A new year means new beginnings, and 2020 will be a doozy for me. To get a head start on my best self ever, here’s what I’m leaving in the dust in 2019.
1. My home
About a year ago, I took stock of my life and what I wanted for my future. It was a comfy life, for sure. I owned a house and a condo by the beach in Asbury Park, but despite that abundance, I was unhappy. I separated from my husband in 2015 and moved to the shore property. These homes were great as getaways during our mutual life in Manhattan, but I never expected them to serve as my primary residences. While I made the situation work—Airbnbing those properties for extra income—the constant traveling back and forth between the two (and playing maid to sometimes inconsiderate guests) became a burden. So in 2018, I said fuck it all. I listed the real estate for sale earlier this year, and devised a plan to buy a van and have it retrofitted for living.
I sold the last vestiges of that old life in September, had the van finished by October, and I’m eagerly awaiting my departure date on January 2, 2020.
Where will I go? Everywhere. I want to see everything. Most importantly, I want to live again.
I’m scared and nervous, and I may very well never come back from the abyss. But it sure as hell beats drinking myself to death or plopping on a couch every night waiting to die. Sounds melodramatic, yeah, but a lost relationship can rip your heart out, and what I need right now is to focus on me. Relearn how to love me again. And right now, this is the best way I know how.
2. Toxic relationships
After my divorce, I started a new relationship that lasted three and a half years but ended recently. I won’t shame my ex-partner publicly through this column. He did things, I did things. In the end, it didn’t work out. Too many outside factors were involved, like his meddling family, and we weren’t able to thrive as a couple should. As much as we tried, we couldn’t make it. In hindsight, we’re very different people on very different paths. I’m not mad. It happens to all of us.
Life moves on; mine will too. I’m eager to watch all that toxicity stay right where it belongs—in my rear-view mirror.
3. Excess shopping
For the past decade, I’ve written outside the LGBTQ community as a mainstream personal finance expert. I write articles on how to spend and save smarter, how to get off your ass and make extra money, and how to be thankful for the things you already have—even when the Jones’es seem to have it better. The latter is a fool’s game. Appearances are almost always deceiving—but that doesn’t mean that I don’t slip up.

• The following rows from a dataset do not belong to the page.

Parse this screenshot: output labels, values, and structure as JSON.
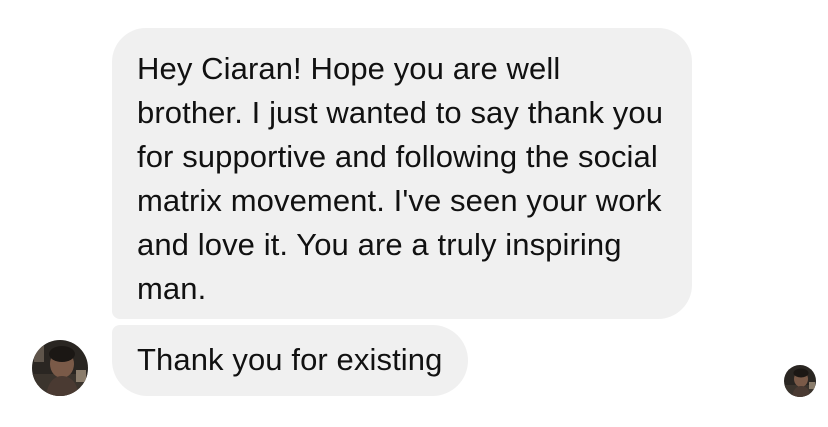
{
  "conversation": {
    "messages": [
      {
        "text": "Hey Ciaran! Hope you are well brother. I just wanted to say thank you for supportive and following the social matrix movement. I've seen your work and love it. You are a truly inspiring man."
      },
      {
        "text": "Thank you for existing"
      }
    ],
    "sender_avatar_icon": "user-photo-avatar",
    "read_receipt_icon": "seen-avatar",
    "colors": {
      "bubble_background": "#f0f0f0",
      "text": "#111111",
      "page_background": "#ffffff"
    }
  }
}
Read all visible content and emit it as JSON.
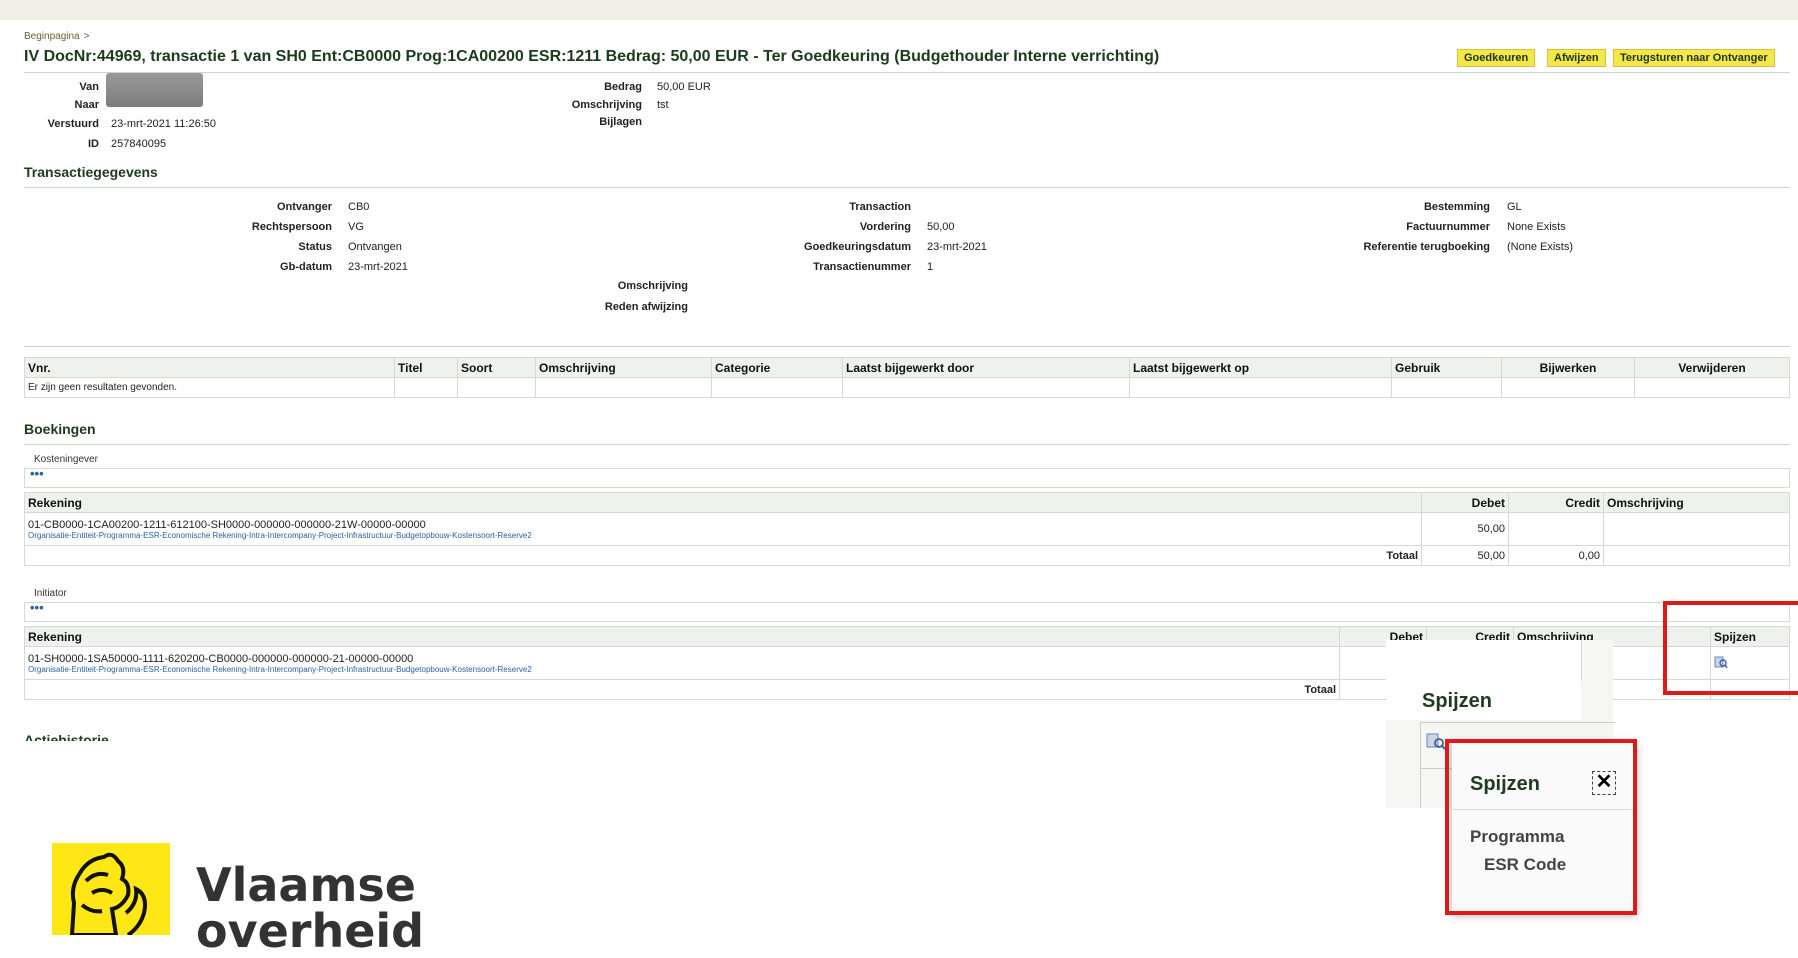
{
  "breadcrumb": {
    "home": "Beginpagina",
    "sep": ">"
  },
  "title": "IV DocNr:44969, transactie 1 van SH0 Ent:CB0000 Prog:1CA00200 ESR:1211 Bedrag: 50,00 EUR - Ter Goedkeuring (Budgethouder Interne verrichting)",
  "actions": {
    "approve": "Goedkeuren",
    "reject": "Afwijzen",
    "return": "Terugsturen naar Ontvanger"
  },
  "header": {
    "van_label": "Van",
    "naar_label": "Naar",
    "verstuurd_label": "Verstuurd",
    "verstuurd": "23-mrt-2021 11:26:50",
    "id_label": "ID",
    "id": "257840095",
    "bedrag_label": "Bedrag",
    "bedrag": "50,00 EUR",
    "omschrijving_label": "Omschrijving",
    "omschrijving": "tst",
    "bijlagen_label": "Bijlagen"
  },
  "transaction": {
    "heading": "Transactiegegevens",
    "ontvanger_label": "Ontvanger",
    "ontvanger": "CB0",
    "rechtspersoon_label": "Rechtspersoon",
    "rechtspersoon": "VG",
    "status_label": "Status",
    "status": "Ontvangen",
    "gbdatum_label": "Gb-datum",
    "gbdatum": "23-mrt-2021",
    "omschrijving_label": "Omschrijving",
    "reden_label": "Reden afwijzing",
    "transaction_label": "Transaction",
    "vordering_label": "Vordering",
    "vordering": "50,00",
    "goedkeuring_label": "Goedkeuringsdatum",
    "goedkeuring": "23-mrt-2021",
    "transactienummer_label": "Transactienummer",
    "transactienummer": "1",
    "bestemming_label": "Bestemming",
    "bestemming": "GL",
    "factuur_label": "Factuurnummer",
    "factuur": "None Exists",
    "referentie_label": "Referentie terugboeking",
    "referentie": "(None Exists)"
  },
  "attachments_table": {
    "columns": [
      "Vnr.",
      "Titel",
      "Soort",
      "Omschrijving",
      "Categorie",
      "Laatst bijgewerkt door",
      "Laatst bijgewerkt op",
      "Gebruik",
      "Bijwerken",
      "Verwijderen"
    ],
    "empty": "Er zijn geen resultaten gevonden."
  },
  "bookings": {
    "heading": "Boekingen",
    "kostengever": {
      "label": "Kosteningever",
      "dots": "•••",
      "col_rekening": "Rekening",
      "col_debet": "Debet",
      "col_credit": "Credit",
      "col_omschrijving": "Omschrijving",
      "account": "01-CB0000-1CA00200-1211-612100-SH0000-000000-000000-21W-00000-00000",
      "account_desc": "Organisatie-Entiteit-Programma-ESR-Economische Rekening-Intra-Intercompany-Project-Infrastructuur-Budgetopbouw-Kostensoort-Reserve2",
      "debet": "50,00",
      "totaal_label": "Totaal",
      "totaal_debet": "50,00",
      "totaal_credit": "0,00"
    },
    "initiator": {
      "label": "Initiator",
      "dots": "•••",
      "col_rekening": "Rekening",
      "col_debet": "Debet",
      "col_credit": "Credit",
      "col_omschrijving": "Omschrijving",
      "col_spijzen": "Spijzen",
      "account": "01-SH0000-1SA50000-1111-620200-CB0000-000000-000000-21-00000-00000",
      "account_desc": "Organisatie-Entiteit-Programma-ESR-Economische Rekening-Intra-Intercompany-Project-Infrastructuur-Budgetopbouw-Kostensoort-Reserve2",
      "totaal_label": "Totaal"
    }
  },
  "history_heading": "Actiehistorie",
  "zoom_header": "Spijzen",
  "popup": {
    "title": "Spijzen",
    "close": "✕",
    "item1": "Programma",
    "item2": "ESR Code"
  },
  "logo": {
    "line1": "Vlaamse",
    "line2": "overheid"
  },
  "colors": {
    "accent_button": "#f3e74a",
    "highlight": "#e01818",
    "logo_yellow": "#ffe615"
  }
}
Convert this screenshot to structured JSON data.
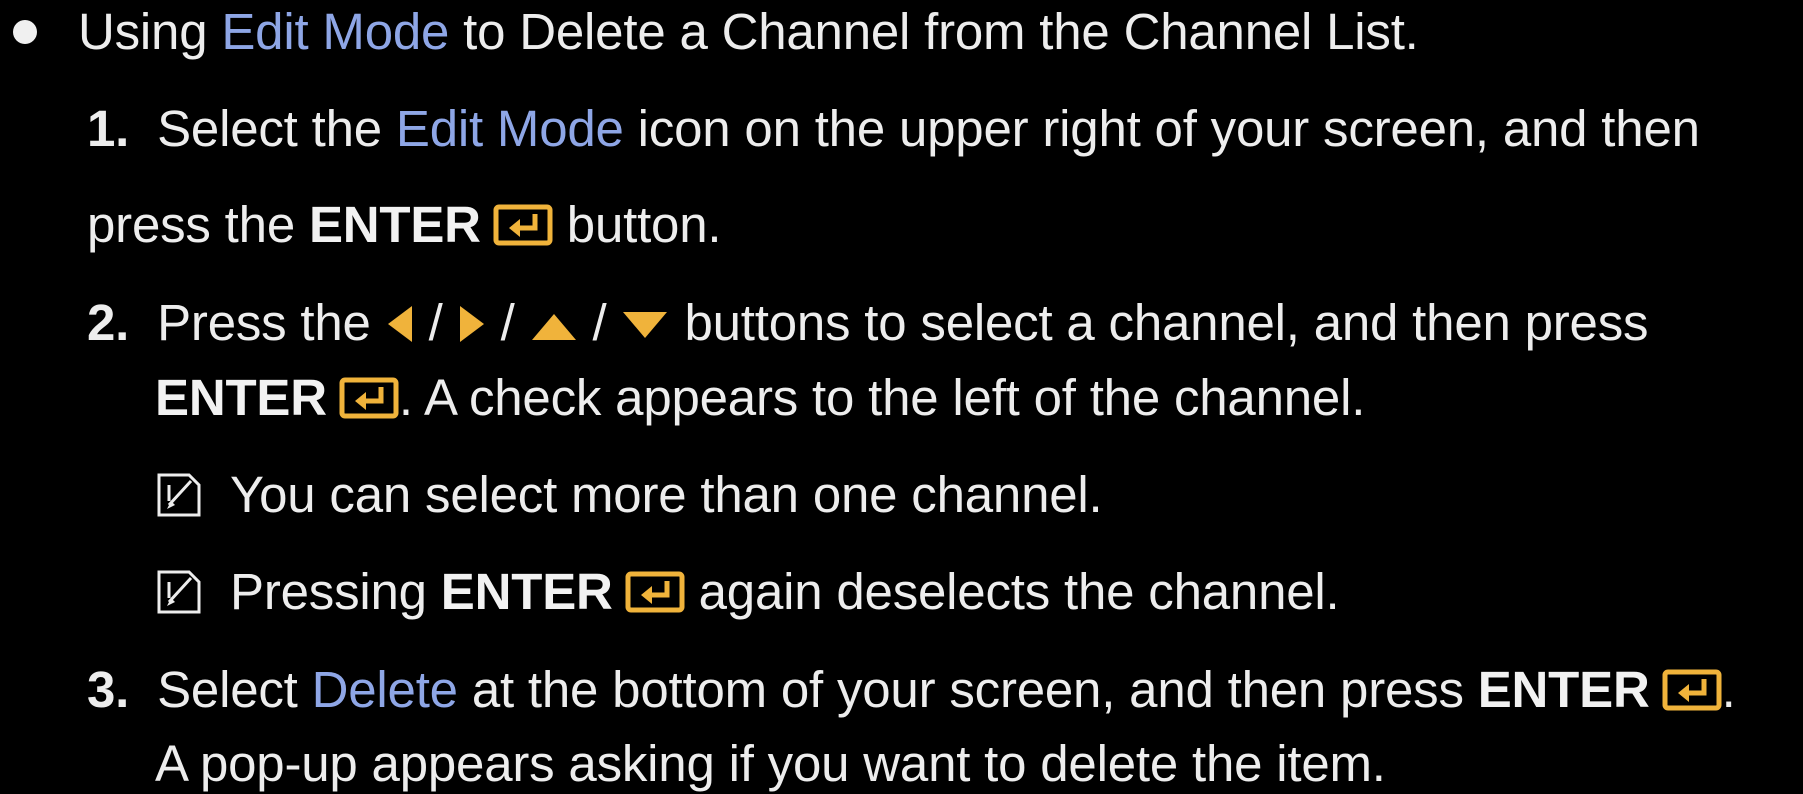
{
  "colors": {
    "highlight": "#8ea6e6",
    "icon": "#f0b33b",
    "text": "#ededed",
    "background": "#000000"
  },
  "bullet": {
    "pre": "Using ",
    "edit_mode": "Edit Mode",
    "post": " to Delete a Channel from the Channel List."
  },
  "step1": {
    "num": "1.",
    "pre": "Select the ",
    "edit_mode": "Edit Mode",
    "post": " icon on the upper right of your screen, and then",
    "cont_pre": "press the ",
    "enter": "ENTER",
    "cont_post": " button."
  },
  "step2": {
    "num": "2.",
    "pre": "Press the ",
    "sep1": " / ",
    "sep2": " / ",
    "sep3": " / ",
    "post": " buttons to select a channel, and then press",
    "enter": "ENTER",
    "cont_post": ". A check appears to the left of the channel."
  },
  "note1": {
    "text": "You can select more than one channel."
  },
  "note2": {
    "pre": "Pressing ",
    "enter": "ENTER",
    "post": " again deselects the channel."
  },
  "step3": {
    "num": "3.",
    "pre": "Select ",
    "delete": "Delete",
    "mid": " at the bottom of your screen, and then press ",
    "enter": "ENTER",
    "end": ".",
    "cont": "A pop-up appears asking if you want to delete the item."
  },
  "icons": [
    "enter-icon",
    "left-arrow-icon",
    "right-arrow-icon",
    "up-arrow-icon",
    "down-arrow-icon",
    "note-icon"
  ]
}
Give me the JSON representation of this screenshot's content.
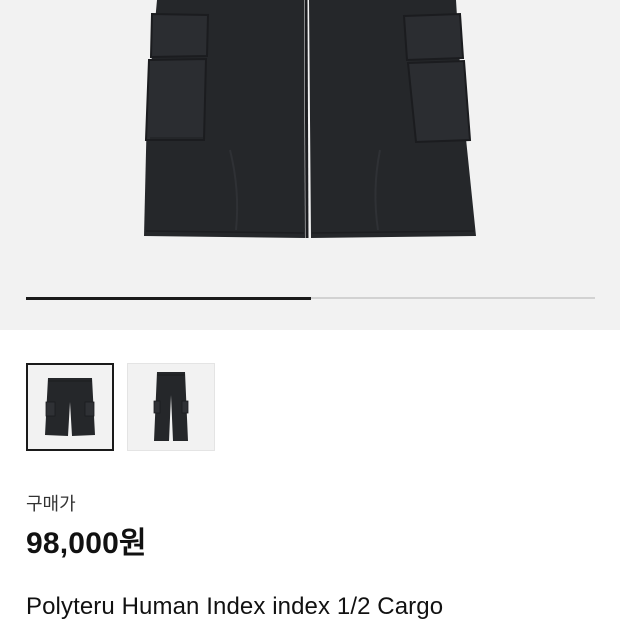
{
  "gallery": {
    "current_index": 1,
    "total_images": 2,
    "progress_fraction": 0.5,
    "thumbnails": [
      {
        "name": "thumbnail-1",
        "selected": true
      },
      {
        "name": "thumbnail-2",
        "selected": false
      }
    ]
  },
  "product": {
    "price_label": "구매가",
    "price": "98,000원",
    "title": "Polyteru Human Index index 1/2 Cargo"
  },
  "colors": {
    "hero_background": "#f2f2f2",
    "garment": "#25272a",
    "progress_active": "#1a1a1a",
    "progress_track": "#d2d2d2",
    "selected_border": "#1a1a1a"
  }
}
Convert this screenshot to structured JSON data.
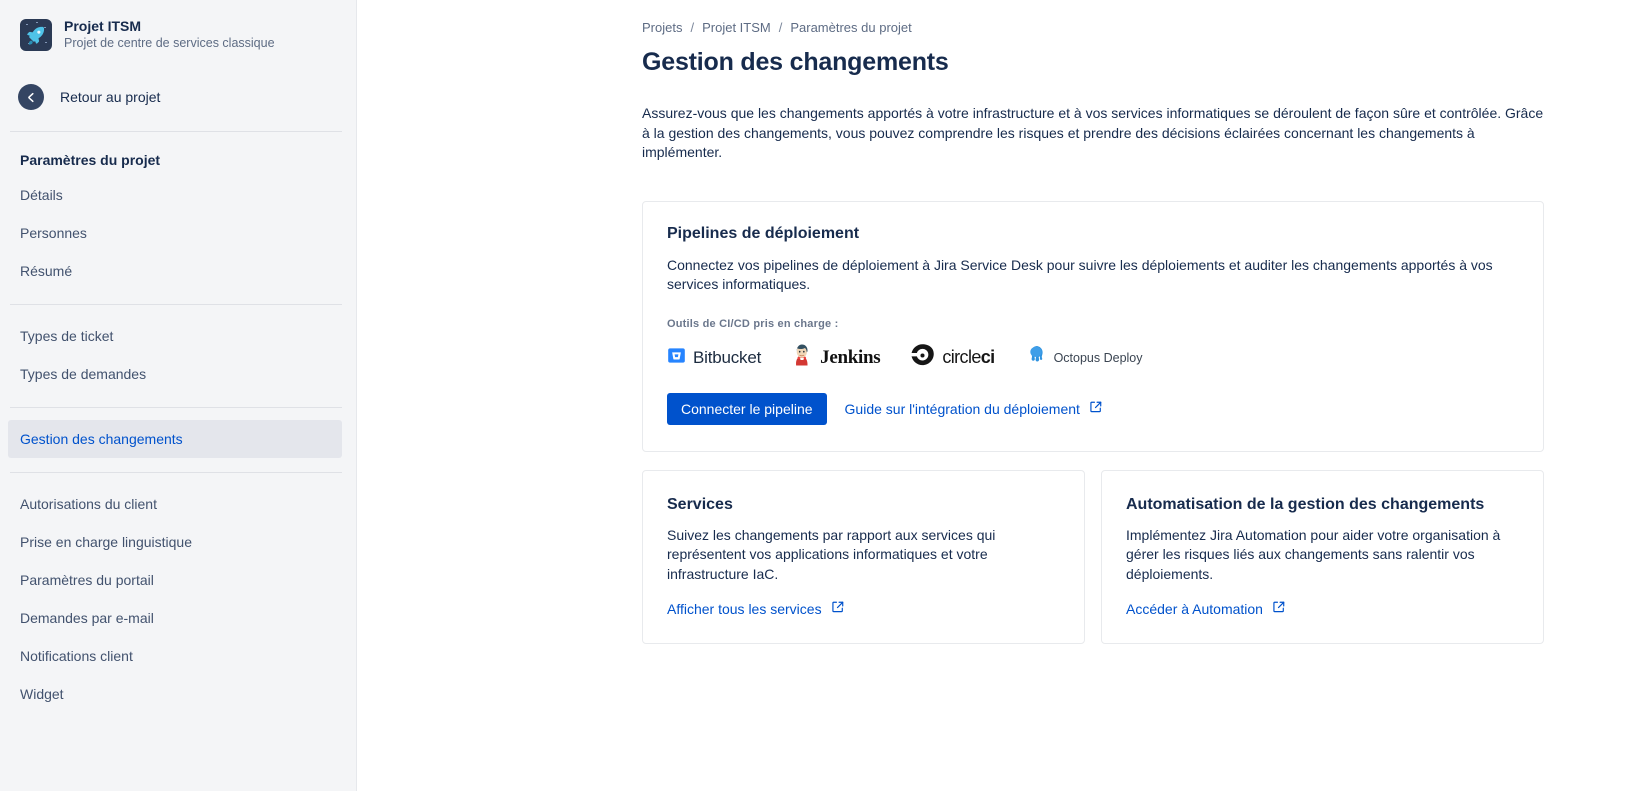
{
  "sidebar": {
    "project": {
      "avatar_icon": "rocket-icon",
      "name": "Projet ITSM",
      "subtitle": "Projet de centre de services classique"
    },
    "back": {
      "icon": "arrow-left-icon",
      "label": "Retour au projet"
    },
    "heading": "Paramètres du projet",
    "group1": [
      {
        "label": "Détails",
        "selected": false
      },
      {
        "label": "Personnes",
        "selected": false
      },
      {
        "label": "Résumé",
        "selected": false
      }
    ],
    "group2": [
      {
        "label": "Types de ticket",
        "selected": false
      },
      {
        "label": "Types de demandes",
        "selected": false
      }
    ],
    "group3": [
      {
        "label": "Gestion des changements",
        "selected": true
      }
    ],
    "group4": [
      {
        "label": "Autorisations du client",
        "selected": false
      },
      {
        "label": "Prise en charge linguistique",
        "selected": false
      },
      {
        "label": "Paramètres du portail",
        "selected": false
      },
      {
        "label": "Demandes par e-mail",
        "selected": false
      },
      {
        "label": "Notifications client",
        "selected": false
      },
      {
        "label": "Widget",
        "selected": false
      }
    ]
  },
  "breadcrumb": {
    "items": [
      "Projets",
      "Projet ITSM",
      "Paramètres du projet"
    ],
    "separator": "/"
  },
  "page": {
    "title": "Gestion des changements",
    "description": "Assurez-vous que les changements apportés à votre infrastructure et à vos services informatiques se déroulent de façon sûre et contrôlée. Grâce à la gestion des changements, vous pouvez comprendre les risques et prendre des décisions éclairées concernant les changements à implémenter."
  },
  "pipeline_card": {
    "title": "Pipelines de déploiement",
    "description": "Connectez vos pipelines de déploiement à Jira Service Desk pour suivre les déploiements et auditer les changements apportés à vos services informatiques.",
    "tools_label": "Outils de CI/CD pris en charge :",
    "tools": [
      {
        "name": "Bitbucket",
        "icon": "bitbucket-logo"
      },
      {
        "name": "Jenkins",
        "icon": "jenkins-logo"
      },
      {
        "name": "circleci",
        "icon": "circleci-logo"
      },
      {
        "name": "Octopus Deploy",
        "icon": "octopus-deploy-logo"
      }
    ],
    "primary_button": "Connecter le pipeline",
    "guide_link": "Guide sur l'intégration du déploiement",
    "guide_link_icon": "external-link-icon"
  },
  "services_card": {
    "title": "Services",
    "description": "Suivez les changements par rapport aux services qui représentent vos applications informatiques et votre infrastructure IaC.",
    "link": "Afficher tous les services",
    "link_icon": "external-link-icon"
  },
  "automation_card": {
    "title": "Automatisation de la gestion des changements",
    "description": "Implémentez Jira Automation pour aider votre organisation à gérer les risques liés aux changements sans ralentir vos déploiements.",
    "link": "Accéder à Automation",
    "link_icon": "external-link-icon"
  },
  "colors": {
    "accent": "#0052cc",
    "sidebar_bg": "#f4f5f7",
    "selected_bg": "#e4e6ec",
    "text": "#172b4d",
    "muted": "#5e6c84"
  }
}
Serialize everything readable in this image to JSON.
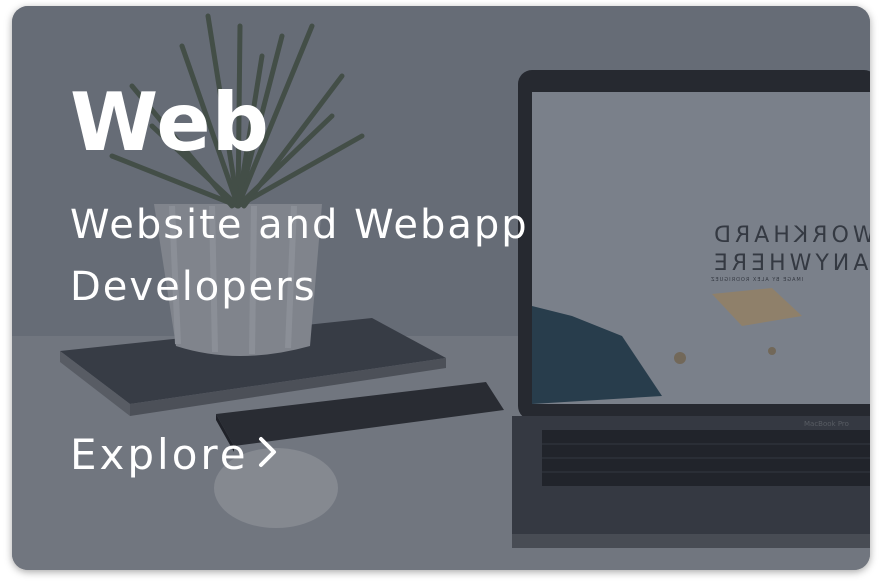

I’m completely debt-free, which is a testament to my own hard work and dedication (which is not to sound braggy by the way, but I do think I’m allowed to be proud of that). That doesn’t mean I don’t still indulge. I love shopping for clothing, accessories, and art. Those are my retail vices. But I’m giving them up in 2020 mostly because I don’t have room for anything else that’s not already in my 15-square-foot van—primarily survival gear because I don’t want to die out there.
4. Anxiety and depression
I’ve been on anti-depressants since my early 20s. I have no shame in admitting that. Mental health and well-being should be discussed, by everyone. The first few years were a disaster, trying various drugs to balance my mood, but nothing seemed to work. They either made me sick or zapped my dick. What’s the point of being happy if I can’t have sex? There is none. So I abandoned those incompatible SSRIs and earnestly looked for treatment without side effects.
For the past seven years, I’ve been on a miracle drug—for me, at least—called Trazodone. It works. I feel better, and I sleep better, which also was an issue for me. Combine that with an as-needed Xanax every now and again, and I can get through the day without blowing someone’s head off. Major coup.
While these meds work for me, I’m starting to wonder if another drug can replace them—a drug called nature. When I leave this static life behind for one filled with adventure and new faces in new places, maybe, just maybe, that’ll be what my body and mind required all along. I’m currently discussing with my doctor how to safely wean off the drugs in order to be free and experience genuine clarity. I don’t know if that’s possible, but I have to try.
Of course, if you see my mug shot on the TV in a few months… well, let’s just keep our fingers crossed.
Mikey Rox is an award-winning journalist and LGBTQ lifestyle expert whose work has been published in more than 100 outlets across the world. He spends his time writing with his dog Jaxon. Connect with Mikey on Instagram @mikeyrox